> **What to do**
Restate the records below word for word.

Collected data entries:
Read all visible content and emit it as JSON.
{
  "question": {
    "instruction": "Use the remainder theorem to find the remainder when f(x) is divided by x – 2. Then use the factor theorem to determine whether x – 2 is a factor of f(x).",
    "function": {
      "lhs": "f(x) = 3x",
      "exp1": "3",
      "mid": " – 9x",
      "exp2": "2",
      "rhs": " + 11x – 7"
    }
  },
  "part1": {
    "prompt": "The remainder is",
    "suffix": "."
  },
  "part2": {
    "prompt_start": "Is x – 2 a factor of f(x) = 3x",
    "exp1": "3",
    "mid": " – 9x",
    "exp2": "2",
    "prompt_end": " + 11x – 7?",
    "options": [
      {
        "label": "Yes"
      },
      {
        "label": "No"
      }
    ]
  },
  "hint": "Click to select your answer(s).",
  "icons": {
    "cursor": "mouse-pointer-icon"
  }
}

> **The answer**
Read all visible content and emit it as JSON.
{
  "question": {
    "instruction": "Use the remainder theorem to find the remainder when f(x) is divided by x – 2. Then use the factor theorem to determine whether x – 2 is a factor of f(x).",
    "function": {
      "lhs": "f(x) = 3x",
      "exp1": "3",
      "mid": " – 9x",
      "exp2": "2",
      "rhs": " + 11x – 7"
    }
  },
  "part1": {
    "prompt": "The remainder is",
    "suffix": "."
  },
  "part2": {
    "prompt_start": "Is x – 2 a factor of f(x) = 3x",
    "exp1": "3",
    "mid": " – 9x",
    "exp2": "2",
    "prompt_end": " + 11x – 7?",
    "options": [
      {
        "label": "Yes"
      },
      {
        "label": "No"
      }
    ]
  },
  "hint": "Click to select your answer(s).",
  "icons": {
    "cursor": "mouse-pointer-icon"
  }
}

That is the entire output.